__WHAT IS EXPECTED__:
Lines in the data below that contain the word "this" are to be copied.

__Entries from a dataset of interfaces__:

• • • • •

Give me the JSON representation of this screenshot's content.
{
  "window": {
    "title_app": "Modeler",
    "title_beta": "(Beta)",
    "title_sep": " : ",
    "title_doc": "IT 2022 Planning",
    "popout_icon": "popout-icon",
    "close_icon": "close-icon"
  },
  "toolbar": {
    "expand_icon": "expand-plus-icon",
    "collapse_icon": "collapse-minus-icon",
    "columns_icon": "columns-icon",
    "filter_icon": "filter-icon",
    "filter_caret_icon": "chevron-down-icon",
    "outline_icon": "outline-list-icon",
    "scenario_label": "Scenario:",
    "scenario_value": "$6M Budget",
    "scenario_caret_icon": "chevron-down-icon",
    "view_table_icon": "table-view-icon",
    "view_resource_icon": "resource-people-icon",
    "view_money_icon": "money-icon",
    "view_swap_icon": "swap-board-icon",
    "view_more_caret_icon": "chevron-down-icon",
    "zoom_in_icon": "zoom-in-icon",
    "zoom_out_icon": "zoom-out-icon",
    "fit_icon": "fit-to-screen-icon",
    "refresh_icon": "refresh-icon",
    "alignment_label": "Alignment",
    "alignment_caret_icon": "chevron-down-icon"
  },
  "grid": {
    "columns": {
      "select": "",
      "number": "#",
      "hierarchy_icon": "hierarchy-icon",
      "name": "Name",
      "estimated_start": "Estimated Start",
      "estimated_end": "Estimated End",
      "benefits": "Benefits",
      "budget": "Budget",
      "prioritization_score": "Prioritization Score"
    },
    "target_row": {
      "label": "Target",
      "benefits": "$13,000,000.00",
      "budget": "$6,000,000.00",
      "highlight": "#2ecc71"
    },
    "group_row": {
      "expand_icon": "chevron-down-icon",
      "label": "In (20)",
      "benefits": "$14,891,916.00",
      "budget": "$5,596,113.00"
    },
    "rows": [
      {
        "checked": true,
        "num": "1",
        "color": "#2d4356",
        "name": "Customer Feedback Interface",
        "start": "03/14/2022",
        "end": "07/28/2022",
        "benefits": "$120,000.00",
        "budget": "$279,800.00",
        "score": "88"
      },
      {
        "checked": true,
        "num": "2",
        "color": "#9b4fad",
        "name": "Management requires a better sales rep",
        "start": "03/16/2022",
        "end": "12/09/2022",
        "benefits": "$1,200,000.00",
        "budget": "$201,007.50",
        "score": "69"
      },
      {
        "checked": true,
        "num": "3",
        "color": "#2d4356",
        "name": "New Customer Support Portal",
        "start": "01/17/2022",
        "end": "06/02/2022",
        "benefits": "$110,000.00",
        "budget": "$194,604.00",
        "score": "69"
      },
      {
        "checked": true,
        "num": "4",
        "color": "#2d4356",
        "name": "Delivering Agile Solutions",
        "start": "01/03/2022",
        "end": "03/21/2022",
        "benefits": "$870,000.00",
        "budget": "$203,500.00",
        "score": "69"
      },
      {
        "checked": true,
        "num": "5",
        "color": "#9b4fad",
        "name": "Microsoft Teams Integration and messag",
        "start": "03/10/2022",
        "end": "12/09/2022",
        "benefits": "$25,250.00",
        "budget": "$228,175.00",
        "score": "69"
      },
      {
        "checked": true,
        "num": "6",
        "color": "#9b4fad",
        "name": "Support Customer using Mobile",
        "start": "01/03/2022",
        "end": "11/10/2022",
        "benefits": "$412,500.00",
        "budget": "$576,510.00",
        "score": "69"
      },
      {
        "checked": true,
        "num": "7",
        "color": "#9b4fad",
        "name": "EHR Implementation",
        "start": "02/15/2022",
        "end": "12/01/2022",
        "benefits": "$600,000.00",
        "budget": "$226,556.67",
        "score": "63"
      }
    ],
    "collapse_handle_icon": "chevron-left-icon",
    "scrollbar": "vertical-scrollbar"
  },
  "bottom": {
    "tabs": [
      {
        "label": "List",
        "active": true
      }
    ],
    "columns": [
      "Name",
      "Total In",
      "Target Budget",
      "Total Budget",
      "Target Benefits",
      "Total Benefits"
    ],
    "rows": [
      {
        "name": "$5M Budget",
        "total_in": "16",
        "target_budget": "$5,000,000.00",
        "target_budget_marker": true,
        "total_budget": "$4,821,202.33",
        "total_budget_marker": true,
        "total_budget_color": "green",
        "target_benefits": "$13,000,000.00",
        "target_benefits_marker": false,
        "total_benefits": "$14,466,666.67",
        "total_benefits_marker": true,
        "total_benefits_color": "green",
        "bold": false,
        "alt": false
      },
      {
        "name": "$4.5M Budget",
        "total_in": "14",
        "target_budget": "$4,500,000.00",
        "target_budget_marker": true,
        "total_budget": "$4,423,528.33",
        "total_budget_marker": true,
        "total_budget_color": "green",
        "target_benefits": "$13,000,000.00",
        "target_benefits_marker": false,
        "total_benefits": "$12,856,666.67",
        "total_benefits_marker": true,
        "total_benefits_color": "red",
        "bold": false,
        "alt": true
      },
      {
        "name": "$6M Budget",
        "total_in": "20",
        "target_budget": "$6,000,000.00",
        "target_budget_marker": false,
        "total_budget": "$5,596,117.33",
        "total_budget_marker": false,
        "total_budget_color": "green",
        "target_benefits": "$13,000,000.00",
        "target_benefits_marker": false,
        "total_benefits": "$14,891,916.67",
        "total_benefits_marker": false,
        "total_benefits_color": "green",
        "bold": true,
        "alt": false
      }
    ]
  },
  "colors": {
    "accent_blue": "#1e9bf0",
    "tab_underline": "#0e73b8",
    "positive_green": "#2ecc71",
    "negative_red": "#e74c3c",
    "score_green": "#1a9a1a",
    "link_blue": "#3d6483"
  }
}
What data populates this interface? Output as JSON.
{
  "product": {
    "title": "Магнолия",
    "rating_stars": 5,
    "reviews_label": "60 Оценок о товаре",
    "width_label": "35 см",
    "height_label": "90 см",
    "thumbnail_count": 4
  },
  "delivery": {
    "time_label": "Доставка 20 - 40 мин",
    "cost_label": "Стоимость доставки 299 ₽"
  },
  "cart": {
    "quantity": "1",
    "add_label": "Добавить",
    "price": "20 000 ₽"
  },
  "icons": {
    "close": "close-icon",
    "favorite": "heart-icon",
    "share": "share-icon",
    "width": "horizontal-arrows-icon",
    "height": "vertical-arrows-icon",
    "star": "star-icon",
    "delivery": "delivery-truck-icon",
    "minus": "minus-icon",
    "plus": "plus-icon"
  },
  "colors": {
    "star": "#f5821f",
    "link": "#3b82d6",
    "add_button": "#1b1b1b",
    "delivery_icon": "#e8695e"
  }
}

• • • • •

__RESPONSE TO THE EXERCISE__:
Give me the JSON representation of this screenshot's content.
What data populates this interface? Output as JSON.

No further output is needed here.